- Assignment
Print exactly what appears from the line containing "Give me the" through the final line of the data below, pictures excluded.

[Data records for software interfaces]
*** Block opens ***
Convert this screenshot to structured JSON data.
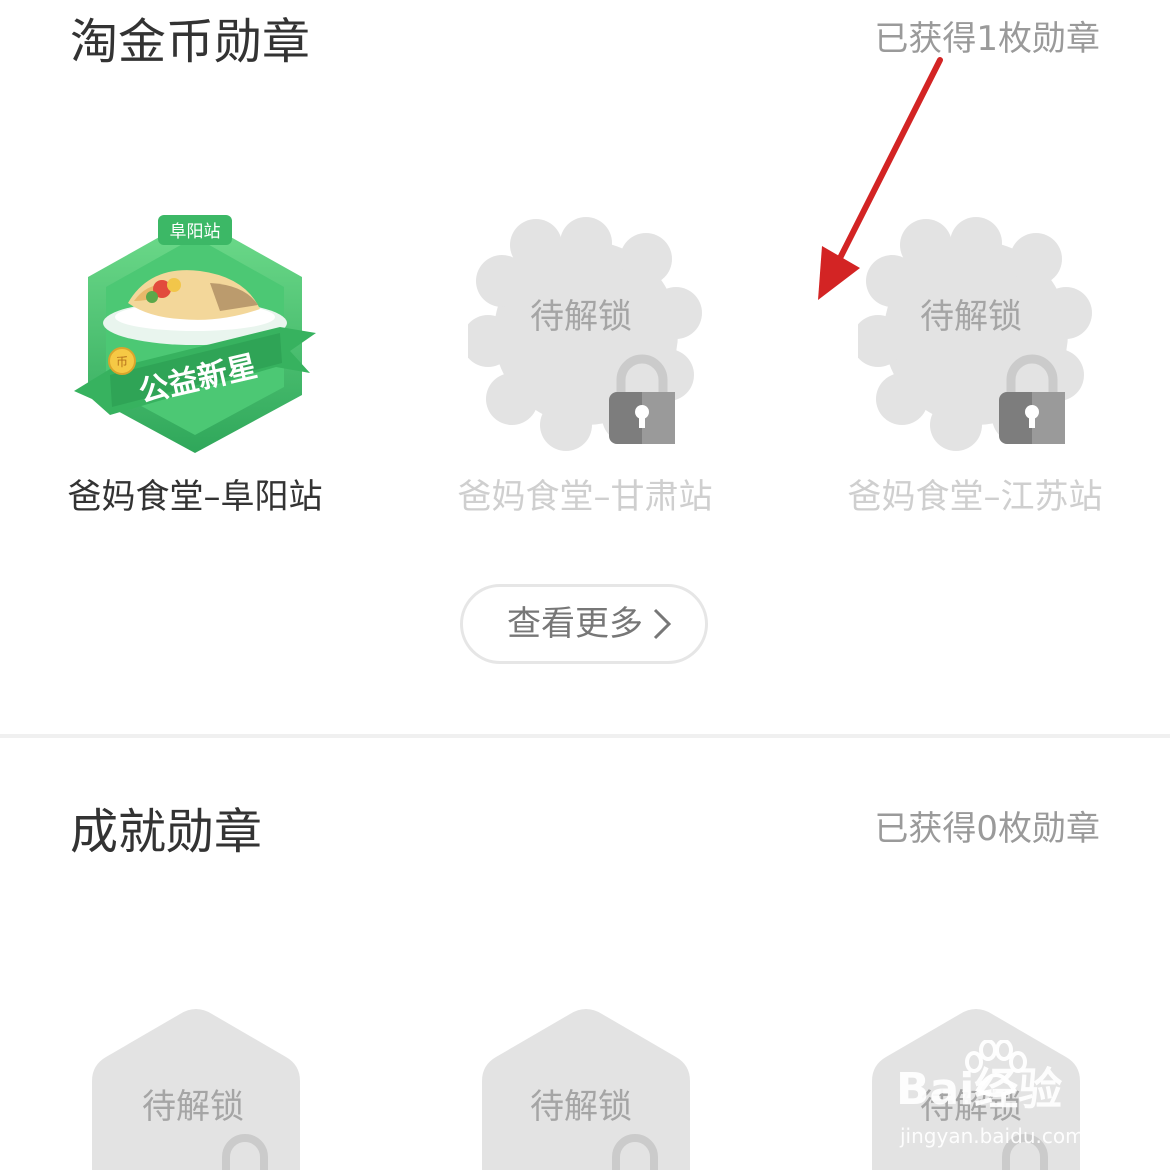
{
  "taojin_section": {
    "title": "淘金币勋章",
    "count_text": "已获得1枚勋章",
    "badges": [
      {
        "name": "爸妈食堂–阜阳站",
        "earned": true,
        "ribbon_top": "阜阳站",
        "ribbon_bottom": "公益新星",
        "coin_mark": "币"
      },
      {
        "name": "爸妈食堂–甘肃站",
        "earned": false,
        "label": "待解锁"
      },
      {
        "name": "爸妈食堂–江苏站",
        "earned": false,
        "label": "待解锁"
      }
    ],
    "more_button": "查看更多"
  },
  "achievement_section": {
    "title": "成就勋章",
    "count_text": "已获得0枚勋章",
    "badges": [
      {
        "label": "待解锁",
        "earned": false
      },
      {
        "label": "待解锁",
        "earned": false
      },
      {
        "label": "待解锁",
        "earned": false
      }
    ]
  },
  "annotation": {
    "arrow_color": "#d32424"
  },
  "watermark": {
    "main": "Bai经验",
    "sub": "jingyan.baidu.com"
  },
  "colors": {
    "badge_green": "#3fbf6a",
    "locked_gray": "#e3e3e3",
    "lock_gray": "#7d7d7d"
  }
}
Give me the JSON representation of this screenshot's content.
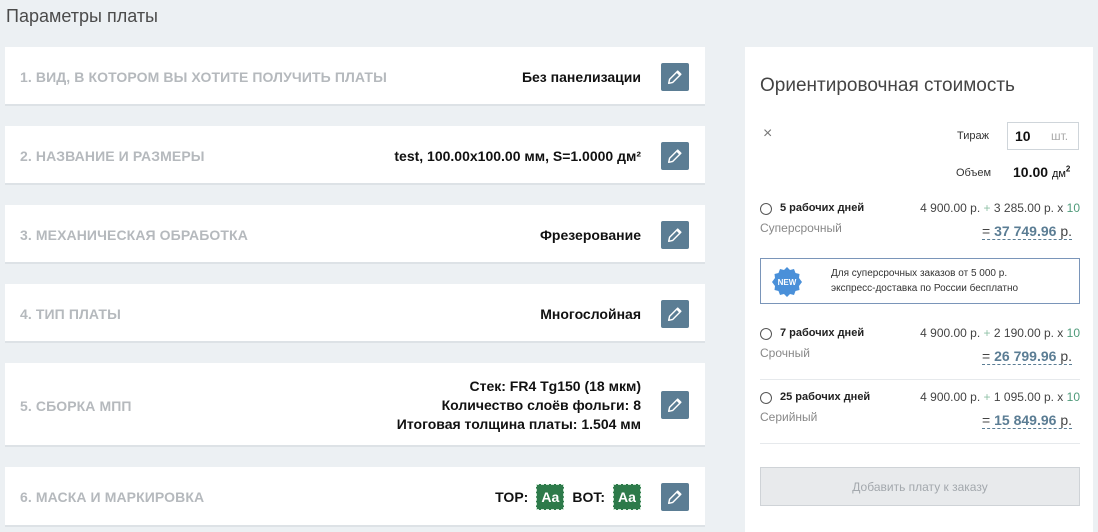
{
  "page_title": "Параметры платы",
  "steps": [
    {
      "label": "1. ВИД, В КОТОРОМ ВЫ ХОТИТЕ ПОЛУЧИТЬ ПЛАТЫ",
      "value": "Без панелизации"
    },
    {
      "label": "2. НАЗВАНИЕ И РАЗМЕРЫ",
      "value": "test, 100.00х100.00 мм, S=1.0000 дм²"
    },
    {
      "label": "3. МЕХАНИЧЕСКАЯ ОБРАБОТКА",
      "value": "Фрезерование"
    },
    {
      "label": "4. ТИП ПЛАТЫ",
      "value": "Многослойная"
    },
    {
      "label": "5. СБОРКА МПП",
      "lines": [
        "Стек: FR4 Tg150 (18 мкм)",
        "Количество слоёв фольги: 8",
        "Итоговая толщина платы: 1.504 мм"
      ]
    },
    {
      "label": "6. МАСКА И МАРКИРОВКА",
      "top_label": "TOP:",
      "bot_label": "BOT:",
      "swatch_text": "Aa",
      "swatch_color": "#2d7a4a"
    }
  ],
  "icons": {
    "edit": "pencil-icon",
    "close": "close-icon",
    "new": "new-badge-icon"
  },
  "cost_panel": {
    "title": "Ориентировочная стоимость",
    "close_glyph": "×",
    "quantity_label": "Тираж",
    "quantity_value": "10",
    "quantity_unit": "шт.",
    "volume_label": "Объем",
    "volume_value": "10.00",
    "volume_unit": "дм",
    "volume_exp": "2",
    "options": [
      {
        "days": "5 рабочих дней",
        "type": "Суперсрочный",
        "base": "4 900.00 р.",
        "per_unit": "3 285.00 р.",
        "qty": "10",
        "total": "37 749.96",
        "currency": "р."
      },
      {
        "days": "7 рабочих дней",
        "type": "Срочный",
        "base": "4 900.00 р.",
        "per_unit": "2 190.00 р.",
        "qty": "10",
        "total": "26 799.96",
        "currency": "р."
      },
      {
        "days": "25 рабочих дней",
        "type": "Серийный",
        "base": "4 900.00 р.",
        "per_unit": "1 095.00 р.",
        "qty": "10",
        "total": "15 849.96",
        "currency": "р."
      }
    ],
    "promo": {
      "badge": "NEW",
      "line1": "Для суперсрочных заказов от 5 000 р.",
      "line2": "экспресс-доставка по России бесплатно"
    },
    "add_button": "Добавить плату к заказу"
  },
  "colors": {
    "accent": "#5b7d94",
    "badge": "#4a90d9",
    "mask": "#2d7a4a"
  }
}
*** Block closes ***
- Finished task
Give me the JSON representation of this screenshot's content.
{
  "page_title": "Параметры платы",
  "steps": [
    {
      "label": "1. ВИД, В КОТОРОМ ВЫ ХОТИТЕ ПОЛУЧИТЬ ПЛАТЫ",
      "value": "Без панелизации"
    },
    {
      "label": "2. НАЗВАНИЕ И РАЗМЕРЫ",
      "value": "test, 100.00х100.00 мм, S=1.0000 дм²"
    },
    {
      "label": "3. МЕХАНИЧЕСКАЯ ОБРАБОТКА",
      "value": "Фрезерование"
    },
    {
      "label": "4. ТИП ПЛАТЫ",
      "value": "Многослойная"
    },
    {
      "label": "5. СБОРКА МПП",
      "lines": [
        "Стек: FR4 Tg150 (18 мкм)",
        "Количество слоёв фольги: 8",
        "Итоговая толщина платы: 1.504 мм"
      ]
    },
    {
      "label": "6. МАСКА И МАРКИРОВКА",
      "top_label": "TOP:",
      "bot_label": "BOT:",
      "swatch_text": "Aa",
      "swatch_color": "#2d7a4a"
    }
  ],
  "icons": {
    "edit": "pencil-icon",
    "close": "close-icon",
    "new": "new-badge-icon"
  },
  "cost_panel": {
    "title": "Ориентировочная стоимость",
    "close_glyph": "×",
    "quantity_label": "Тираж",
    "quantity_value": "10",
    "quantity_unit": "шт.",
    "volume_label": "Объем",
    "volume_value": "10.00",
    "volume_unit": "дм",
    "volume_exp": "2",
    "options": [
      {
        "days": "5 рабочих дней",
        "type": "Суперсрочный",
        "base": "4 900.00 р.",
        "per_unit": "3 285.00 р.",
        "qty": "10",
        "total": "37 749.96",
        "currency": "р."
      },
      {
        "days": "7 рабочих дней",
        "type": "Срочный",
        "base": "4 900.00 р.",
        "per_unit": "2 190.00 р.",
        "qty": "10",
        "total": "26 799.96",
        "currency": "р."
      },
      {
        "days": "25 рабочих дней",
        "type": "Серийный",
        "base": "4 900.00 р.",
        "per_unit": "1 095.00 р.",
        "qty": "10",
        "total": "15 849.96",
        "currency": "р."
      }
    ],
    "promo": {
      "badge": "NEW",
      "line1": "Для суперсрочных заказов от 5 000 р.",
      "line2": "экспресс-доставка по России бесплатно"
    },
    "add_button": "Добавить плату к заказу"
  },
  "colors": {
    "accent": "#5b7d94",
    "badge": "#4a90d9",
    "mask": "#2d7a4a"
  }
}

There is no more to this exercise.